What you should do ▸
An exact copy of the entries is needed, with every line included.
____
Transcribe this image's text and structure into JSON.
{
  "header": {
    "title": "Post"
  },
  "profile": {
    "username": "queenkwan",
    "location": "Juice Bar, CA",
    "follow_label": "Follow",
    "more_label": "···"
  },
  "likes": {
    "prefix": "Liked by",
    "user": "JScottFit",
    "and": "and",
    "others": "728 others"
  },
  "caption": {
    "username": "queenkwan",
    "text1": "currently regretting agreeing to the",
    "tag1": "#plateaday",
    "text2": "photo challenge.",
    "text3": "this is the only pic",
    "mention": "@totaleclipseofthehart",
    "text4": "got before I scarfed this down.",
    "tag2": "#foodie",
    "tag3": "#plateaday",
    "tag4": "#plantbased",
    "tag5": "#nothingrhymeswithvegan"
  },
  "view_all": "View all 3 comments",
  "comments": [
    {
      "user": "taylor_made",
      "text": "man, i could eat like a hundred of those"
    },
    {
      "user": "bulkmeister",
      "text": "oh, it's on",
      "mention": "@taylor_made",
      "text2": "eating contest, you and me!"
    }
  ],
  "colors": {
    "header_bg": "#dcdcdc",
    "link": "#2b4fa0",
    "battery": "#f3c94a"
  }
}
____
Output for this exercise ▸
Transcribe this image's text and structure into JSON.
{
  "header": {
    "title": "Post"
  },
  "profile": {
    "username": "queenkwan",
    "location": "Juice Bar, CA",
    "follow_label": "Follow",
    "more_label": "···"
  },
  "likes": {
    "prefix": "Liked by",
    "user": "JScottFit",
    "and": "and",
    "others": "728 others"
  },
  "caption": {
    "username": "queenkwan",
    "text1": "currently regretting agreeing to the",
    "tag1": "#plateaday",
    "text2": "photo challenge.",
    "text3": "this is the only pic",
    "mention": "@totaleclipseofthehart",
    "text4": "got before I scarfed this down.",
    "tag2": "#foodie",
    "tag3": "#plateaday",
    "tag4": "#plantbased",
    "tag5": "#nothingrhymeswithvegan"
  },
  "view_all": "View all 3 comments",
  "comments": [
    {
      "user": "taylor_made",
      "text": "man, i could eat like a hundred of those"
    },
    {
      "user": "bulkmeister",
      "text": "oh, it's on",
      "mention": "@taylor_made",
      "text2": "eating contest, you and me!"
    }
  ],
  "colors": {
    "header_bg": "#dcdcdc",
    "link": "#2b4fa0",
    "battery": "#f3c94a"
  }
}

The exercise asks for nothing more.